§ **Data in this exercise**
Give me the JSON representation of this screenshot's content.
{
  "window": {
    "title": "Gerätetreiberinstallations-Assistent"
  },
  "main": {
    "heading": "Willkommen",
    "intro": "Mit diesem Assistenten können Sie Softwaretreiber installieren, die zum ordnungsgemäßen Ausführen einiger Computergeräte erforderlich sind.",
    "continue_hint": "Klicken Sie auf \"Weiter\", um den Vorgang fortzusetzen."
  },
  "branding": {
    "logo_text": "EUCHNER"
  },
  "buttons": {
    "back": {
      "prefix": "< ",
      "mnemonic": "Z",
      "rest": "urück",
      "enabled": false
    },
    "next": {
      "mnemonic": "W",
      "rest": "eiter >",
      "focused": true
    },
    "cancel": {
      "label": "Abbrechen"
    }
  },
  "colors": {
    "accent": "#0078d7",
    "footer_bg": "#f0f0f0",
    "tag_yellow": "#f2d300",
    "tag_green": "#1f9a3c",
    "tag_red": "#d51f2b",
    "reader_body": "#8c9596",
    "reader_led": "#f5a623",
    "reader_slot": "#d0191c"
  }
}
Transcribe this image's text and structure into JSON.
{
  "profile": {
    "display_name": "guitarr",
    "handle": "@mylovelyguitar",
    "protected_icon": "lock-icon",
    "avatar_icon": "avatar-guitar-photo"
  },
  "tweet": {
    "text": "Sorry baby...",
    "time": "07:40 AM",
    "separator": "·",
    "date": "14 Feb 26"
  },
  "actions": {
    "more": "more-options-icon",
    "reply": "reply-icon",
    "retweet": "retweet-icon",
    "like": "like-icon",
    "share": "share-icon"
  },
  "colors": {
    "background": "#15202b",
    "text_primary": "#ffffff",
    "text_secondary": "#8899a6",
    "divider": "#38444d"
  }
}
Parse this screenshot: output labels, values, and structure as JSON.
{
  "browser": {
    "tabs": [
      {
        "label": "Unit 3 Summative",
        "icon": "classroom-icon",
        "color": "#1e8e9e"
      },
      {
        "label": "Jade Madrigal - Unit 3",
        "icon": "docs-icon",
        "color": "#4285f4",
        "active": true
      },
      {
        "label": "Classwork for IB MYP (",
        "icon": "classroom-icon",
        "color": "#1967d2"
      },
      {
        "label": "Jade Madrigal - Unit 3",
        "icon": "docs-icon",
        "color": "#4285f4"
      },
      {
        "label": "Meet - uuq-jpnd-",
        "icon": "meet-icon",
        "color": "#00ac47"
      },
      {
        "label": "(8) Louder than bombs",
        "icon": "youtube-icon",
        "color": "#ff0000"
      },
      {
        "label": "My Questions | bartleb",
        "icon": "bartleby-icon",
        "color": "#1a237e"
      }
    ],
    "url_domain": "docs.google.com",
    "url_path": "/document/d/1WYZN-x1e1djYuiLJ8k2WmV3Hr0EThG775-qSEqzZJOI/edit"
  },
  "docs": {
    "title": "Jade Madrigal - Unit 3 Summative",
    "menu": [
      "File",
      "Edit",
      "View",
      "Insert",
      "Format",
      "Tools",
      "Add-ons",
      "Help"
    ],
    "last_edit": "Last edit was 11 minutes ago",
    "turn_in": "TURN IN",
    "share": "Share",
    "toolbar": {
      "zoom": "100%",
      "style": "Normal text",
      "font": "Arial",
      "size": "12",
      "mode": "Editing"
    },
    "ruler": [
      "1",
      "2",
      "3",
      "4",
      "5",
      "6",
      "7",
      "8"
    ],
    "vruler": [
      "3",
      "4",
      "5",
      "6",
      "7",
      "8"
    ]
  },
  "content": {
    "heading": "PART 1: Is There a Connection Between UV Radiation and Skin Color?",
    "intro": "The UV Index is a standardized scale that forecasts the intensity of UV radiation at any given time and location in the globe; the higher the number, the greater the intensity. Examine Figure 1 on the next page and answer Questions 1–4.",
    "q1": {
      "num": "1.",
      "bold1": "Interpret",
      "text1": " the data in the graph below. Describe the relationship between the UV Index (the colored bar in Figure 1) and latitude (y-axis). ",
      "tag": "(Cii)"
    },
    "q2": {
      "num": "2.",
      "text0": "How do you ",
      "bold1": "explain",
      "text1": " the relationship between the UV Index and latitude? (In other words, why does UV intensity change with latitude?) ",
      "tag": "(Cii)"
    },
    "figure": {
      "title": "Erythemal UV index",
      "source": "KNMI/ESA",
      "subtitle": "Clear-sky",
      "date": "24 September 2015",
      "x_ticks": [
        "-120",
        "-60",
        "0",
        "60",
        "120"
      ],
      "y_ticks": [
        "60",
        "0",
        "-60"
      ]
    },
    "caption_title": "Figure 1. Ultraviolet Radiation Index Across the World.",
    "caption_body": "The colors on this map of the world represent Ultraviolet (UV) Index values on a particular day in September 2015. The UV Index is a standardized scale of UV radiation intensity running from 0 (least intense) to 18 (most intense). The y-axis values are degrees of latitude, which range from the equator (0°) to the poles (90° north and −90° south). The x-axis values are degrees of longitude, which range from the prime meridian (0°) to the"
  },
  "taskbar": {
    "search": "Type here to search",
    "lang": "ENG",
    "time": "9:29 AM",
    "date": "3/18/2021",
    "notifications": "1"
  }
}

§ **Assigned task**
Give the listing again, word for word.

§ **Result of the task**
Give me the JSON representation of this screenshot's content.
{
  "window": {
    "title": "Gerätetreiberinstallations-Assistent"
  },
  "main": {
    "heading": "Willkommen",
    "intro": "Mit diesem Assistenten können Sie Softwaretreiber installieren, die zum ordnungsgemäßen Ausführen einiger Computergeräte erforderlich sind.",
    "continue_hint": "Klicken Sie auf \"Weiter\", um den Vorgang fortzusetzen."
  },
  "branding": {
    "logo_text": "EUCHNER"
  },
  "buttons": {
    "back": {
      "prefix": "< ",
      "mnemonic": "Z",
      "rest": "urück",
      "enabled": false
    },
    "next": {
      "mnemonic": "W",
      "rest": "eiter >",
      "focused": true
    },
    "cancel": {
      "label": "Abbrechen"
    }
  },
  "colors": {
    "accent": "#0078d7",
    "footer_bg": "#f0f0f0",
    "tag_yellow": "#f2d300",
    "tag_green": "#1f9a3c",
    "tag_red": "#d51f2b",
    "reader_body": "#8c9596",
    "reader_led": "#f5a623",
    "reader_slot": "#d0191c"
  }
}
Transcribe this image's text and structure into JSON.
{
  "profile": {
    "display_name": "guitarr",
    "handle": "@mylovelyguitar",
    "protected_icon": "lock-icon",
    "avatar_icon": "avatar-guitar-photo"
  },
  "tweet": {
    "text": "Sorry baby...",
    "time": "07:40 AM",
    "separator": "·",
    "date": "14 Feb 26"
  },
  "actions": {
    "more": "more-options-icon",
    "reply": "reply-icon",
    "retweet": "retweet-icon",
    "like": "like-icon",
    "share": "share-icon"
  },
  "colors": {
    "background": "#15202b",
    "text_primary": "#ffffff",
    "text_secondary": "#8899a6",
    "divider": "#38444d"
  }
}
Parse this screenshot: output labels, values, and structure as JSON.
{
  "browser": {
    "tabs": [
      {
        "label": "Unit 3 Summative",
        "icon": "classroom-icon",
        "color": "#1e8e9e"
      },
      {
        "label": "Jade Madrigal - Unit 3",
        "icon": "docs-icon",
        "color": "#4285f4",
        "active": true
      },
      {
        "label": "Classwork for IB MYP (",
        "icon": "classroom-icon",
        "color": "#1967d2"
      },
      {
        "label": "Jade Madrigal - Unit 3",
        "icon": "docs-icon",
        "color": "#4285f4"
      },
      {
        "label": "Meet - uuq-jpnd-",
        "icon": "meet-icon",
        "color": "#00ac47"
      },
      {
        "label": "(8) Louder than bombs",
        "icon": "youtube-icon",
        "color": "#ff0000"
      },
      {
        "label": "My Questions | bartleb",
        "icon": "bartleby-icon",
        "color": "#1a237e"
      }
    ],
    "url_domain": "docs.google.com",
    "url_path": "/document/d/1WYZN-x1e1djYuiLJ8k2WmV3Hr0EThG775-qSEqzZJOI/edit"
  },
  "docs": {
    "title": "Jade Madrigal - Unit 3 Summative",
    "menu": [
      "File",
      "Edit",
      "View",
      "Insert",
      "Format",
      "Tools",
      "Add-ons",
      "Help"
    ],
    "last_edit": "Last edit was 11 minutes ago",
    "turn_in": "TURN IN",
    "share": "Share",
    "toolbar": {
      "zoom": "100%",
      "style": "Normal text",
      "font": "Arial",
      "size": "12",
      "mode": "Editing"
    },
    "ruler": [
      "1",
      "2",
      "3",
      "4",
      "5",
      "6",
      "7",
      "8"
    ],
    "vruler": [
      "3",
      "4",
      "5",
      "6",
      "7",
      "8"
    ]
  },
  "content": {
    "heading": "PART 1: Is There a Connection Between UV Radiation and Skin Color?",
    "intro": "The UV Index is a standardized scale that forecasts the intensity of UV radiation at any given time and location in the globe; the higher the number, the greater the intensity. Examine Figure 1 on the next page and answer Questions 1–4.",
    "q1": {
      "num": "1.",
      "bold1": "Interpret",
      "text1": " the data in the graph below. Describe the relationship between the UV Index (the colored bar in Figure 1) and latitude (y-axis). ",
      "tag": "(Cii)"
    },
    "q2": {
      "num": "2.",
      "text0": "How do you ",
      "bold1": "explain",
      "text1": " the relationship between the UV Index and latitude? (In other words, why does UV intensity change with latitude?) ",
      "tag": "(Cii)"
    },
    "figure": {
      "title": "Erythemal UV index",
      "source": "KNMI/ESA",
      "subtitle": "Clear-sky",
      "date": "24 September 2015",
      "x_ticks": [
        "-120",
        "-60",
        "0",
        "60",
        "120"
      ],
      "y_ticks": [
        "60",
        "0",
        "-60"
      ]
    },
    "caption_title": "Figure 1. Ultraviolet Radiation Index Across the World.",
    "caption_body": "The colors on this map of the world represent Ultraviolet (UV) Index values on a particular day in September 2015. The UV Index is a standardized scale of UV radiation intensity running from 0 (least intense) to 18 (most intense). The y-axis values are degrees of latitude, which range from the equator (0°) to the poles (90° north and −90° south). The x-axis values are degrees of longitude, which range from the prime meridian (0°) to the"
  },
  "taskbar": {
    "search": "Type here to search",
    "lang": "ENG",
    "time": "9:29 AM",
    "date": "3/18/2021",
    "notifications": "1"
  }
}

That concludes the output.